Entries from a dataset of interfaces
★ ★ ★ ★

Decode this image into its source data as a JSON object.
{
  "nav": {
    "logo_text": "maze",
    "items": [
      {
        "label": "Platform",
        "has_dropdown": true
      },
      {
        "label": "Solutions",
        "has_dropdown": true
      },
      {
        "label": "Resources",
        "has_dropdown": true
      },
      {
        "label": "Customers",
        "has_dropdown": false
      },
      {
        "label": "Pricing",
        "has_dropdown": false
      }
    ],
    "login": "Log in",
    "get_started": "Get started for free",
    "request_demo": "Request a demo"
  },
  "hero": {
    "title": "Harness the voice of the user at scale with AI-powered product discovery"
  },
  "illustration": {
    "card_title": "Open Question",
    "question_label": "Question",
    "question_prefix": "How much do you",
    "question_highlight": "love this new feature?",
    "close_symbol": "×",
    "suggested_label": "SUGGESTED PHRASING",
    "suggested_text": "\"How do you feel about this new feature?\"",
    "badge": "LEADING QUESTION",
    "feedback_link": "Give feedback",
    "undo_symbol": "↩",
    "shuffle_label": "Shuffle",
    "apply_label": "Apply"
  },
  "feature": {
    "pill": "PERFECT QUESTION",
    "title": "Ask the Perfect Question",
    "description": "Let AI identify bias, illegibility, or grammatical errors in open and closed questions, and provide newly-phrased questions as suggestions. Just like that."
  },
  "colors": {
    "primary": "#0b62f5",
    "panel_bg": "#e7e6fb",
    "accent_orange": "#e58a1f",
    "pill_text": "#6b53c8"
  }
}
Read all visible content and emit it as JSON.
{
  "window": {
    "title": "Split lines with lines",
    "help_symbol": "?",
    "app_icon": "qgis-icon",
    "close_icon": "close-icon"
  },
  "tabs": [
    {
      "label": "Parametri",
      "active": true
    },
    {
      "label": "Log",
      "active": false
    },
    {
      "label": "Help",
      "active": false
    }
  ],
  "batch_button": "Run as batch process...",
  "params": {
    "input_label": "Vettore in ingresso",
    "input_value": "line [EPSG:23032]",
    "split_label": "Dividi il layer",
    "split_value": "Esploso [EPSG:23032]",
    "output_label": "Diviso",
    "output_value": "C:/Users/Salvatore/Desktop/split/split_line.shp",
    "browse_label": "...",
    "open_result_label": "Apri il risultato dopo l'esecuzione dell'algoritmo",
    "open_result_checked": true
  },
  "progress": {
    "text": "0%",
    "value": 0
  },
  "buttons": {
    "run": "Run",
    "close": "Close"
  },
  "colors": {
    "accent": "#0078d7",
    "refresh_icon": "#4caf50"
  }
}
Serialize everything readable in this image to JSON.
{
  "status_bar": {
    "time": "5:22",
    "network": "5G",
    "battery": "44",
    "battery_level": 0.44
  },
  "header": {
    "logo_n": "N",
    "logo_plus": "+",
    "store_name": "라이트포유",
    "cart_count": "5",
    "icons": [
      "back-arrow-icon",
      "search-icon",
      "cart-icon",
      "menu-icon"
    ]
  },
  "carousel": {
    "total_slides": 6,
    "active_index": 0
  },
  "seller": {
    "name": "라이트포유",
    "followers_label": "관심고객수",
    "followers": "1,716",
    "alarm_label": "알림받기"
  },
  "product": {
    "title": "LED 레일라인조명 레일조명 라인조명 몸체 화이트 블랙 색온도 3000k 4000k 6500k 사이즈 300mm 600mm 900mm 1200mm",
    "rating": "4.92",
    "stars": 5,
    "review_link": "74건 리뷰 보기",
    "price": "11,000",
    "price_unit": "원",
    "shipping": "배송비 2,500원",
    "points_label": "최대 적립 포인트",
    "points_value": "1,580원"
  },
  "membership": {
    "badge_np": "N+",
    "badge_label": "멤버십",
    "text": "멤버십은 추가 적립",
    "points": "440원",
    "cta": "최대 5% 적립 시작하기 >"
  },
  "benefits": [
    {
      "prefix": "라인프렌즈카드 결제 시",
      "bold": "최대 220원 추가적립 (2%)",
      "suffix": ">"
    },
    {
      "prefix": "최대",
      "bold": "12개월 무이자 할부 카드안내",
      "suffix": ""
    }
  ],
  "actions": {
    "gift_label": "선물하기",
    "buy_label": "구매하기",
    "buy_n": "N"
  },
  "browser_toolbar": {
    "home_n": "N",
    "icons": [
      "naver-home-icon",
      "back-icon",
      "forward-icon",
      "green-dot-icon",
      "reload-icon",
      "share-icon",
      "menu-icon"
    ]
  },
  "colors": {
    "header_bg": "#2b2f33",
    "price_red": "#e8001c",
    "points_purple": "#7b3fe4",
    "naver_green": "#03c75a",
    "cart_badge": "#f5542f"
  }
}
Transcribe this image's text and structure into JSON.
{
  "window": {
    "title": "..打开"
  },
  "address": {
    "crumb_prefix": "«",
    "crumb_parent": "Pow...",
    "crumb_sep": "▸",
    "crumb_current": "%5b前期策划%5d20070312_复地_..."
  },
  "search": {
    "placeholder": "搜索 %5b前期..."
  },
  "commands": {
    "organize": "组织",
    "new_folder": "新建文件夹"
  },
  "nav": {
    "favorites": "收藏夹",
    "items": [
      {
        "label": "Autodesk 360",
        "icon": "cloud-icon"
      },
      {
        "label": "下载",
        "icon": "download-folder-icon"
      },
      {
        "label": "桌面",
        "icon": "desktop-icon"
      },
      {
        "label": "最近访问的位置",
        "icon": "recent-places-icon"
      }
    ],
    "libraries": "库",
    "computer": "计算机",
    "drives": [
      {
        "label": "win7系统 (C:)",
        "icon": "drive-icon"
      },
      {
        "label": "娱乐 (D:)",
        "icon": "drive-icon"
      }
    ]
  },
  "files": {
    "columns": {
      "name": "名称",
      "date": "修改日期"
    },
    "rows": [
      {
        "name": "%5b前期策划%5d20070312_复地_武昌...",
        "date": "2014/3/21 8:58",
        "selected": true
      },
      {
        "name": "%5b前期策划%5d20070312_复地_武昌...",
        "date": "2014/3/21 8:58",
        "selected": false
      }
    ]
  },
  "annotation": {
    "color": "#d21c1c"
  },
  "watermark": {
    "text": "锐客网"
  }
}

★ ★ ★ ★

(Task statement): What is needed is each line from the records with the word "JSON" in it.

(Answer box):
Decode this image into its source data as a JSON object.
Read all visible content and emit it as JSON.
Serialize everything readable in this image to JSON.
Transcribe this image's text and structure into JSON.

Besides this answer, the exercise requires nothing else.